§ **Activity**
Go through the lines below, tally those that include the word "pressione", and give only the tally.

-------- Data excerpts --------

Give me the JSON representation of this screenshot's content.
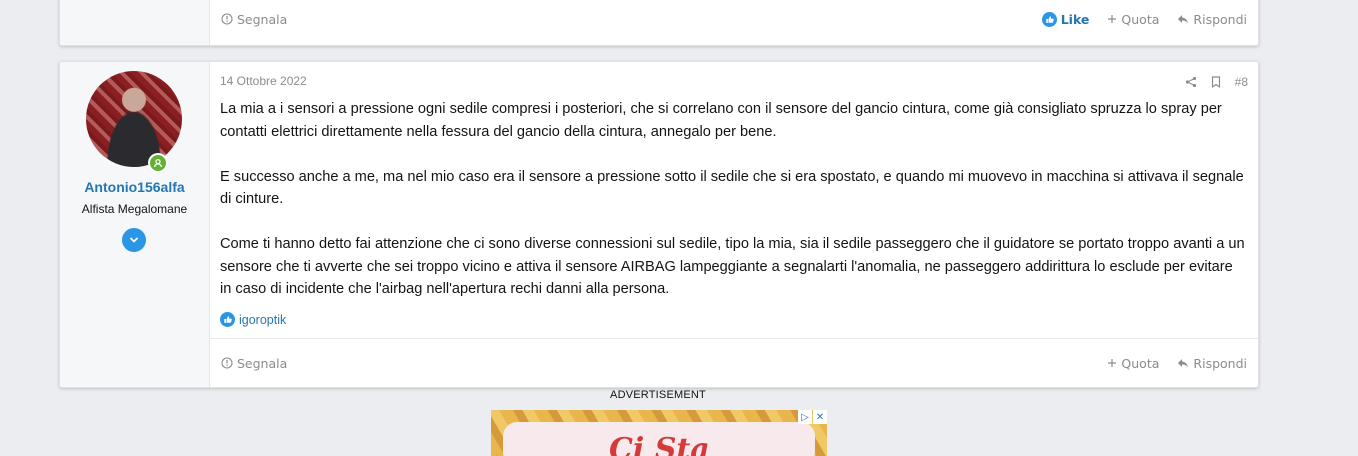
{
  "previous_post": {
    "report_label": "Segnala",
    "like_label": "Like",
    "quote_label": "Quota",
    "reply_label": "Rispondi"
  },
  "post": {
    "author": {
      "username": "Antonio156alfa",
      "title": "Alfista Megalomane"
    },
    "date": "14 Ottobre 2022",
    "post_number": "#8",
    "paragraphs": [
      "La mia a i sensori a pressione ogni sedile compresi i posteriori, che si correlano con il sensore del gancio cintura, come già consigliato spruzza lo spray per contatti elettrici direttamente nella fessura del gancio della cintura, annegalo per bene.",
      "E successo anche a me, ma nel mio caso era il sensore a pressione sotto il sedile che si era spostato, e quando mi muovevo in macchina si attivava il segnale di cinture.",
      "Come ti hanno detto fai attenzione che ci sono diverse connessioni sul sedile, tipo la mia, sia il sedile passeggero che il guidatore se portato troppo avanti a un sensore che ti avverte che sei troppo vicino e attiva il sensore AIRBAG lampeggiante a segnalarti l'anomalia, ne passeggero addirittura lo esclude per evitare in caso di incidente che l'airbag nell'apertura rechi danni alla persona."
    ],
    "liked_by": "igoroptik",
    "report_label": "Segnala",
    "quote_label": "Quota",
    "reply_label": "Rispondi"
  },
  "ad": {
    "label": "ADVERTISEMENT",
    "headline": "Ci Sta",
    "adchoices_glyph": "▷",
    "close_glyph": "✕"
  },
  "colors": {
    "link": "#2577b1",
    "online": "#63b132",
    "expand": "#2b95e6"
  }
}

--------

§ **Exercise output**
2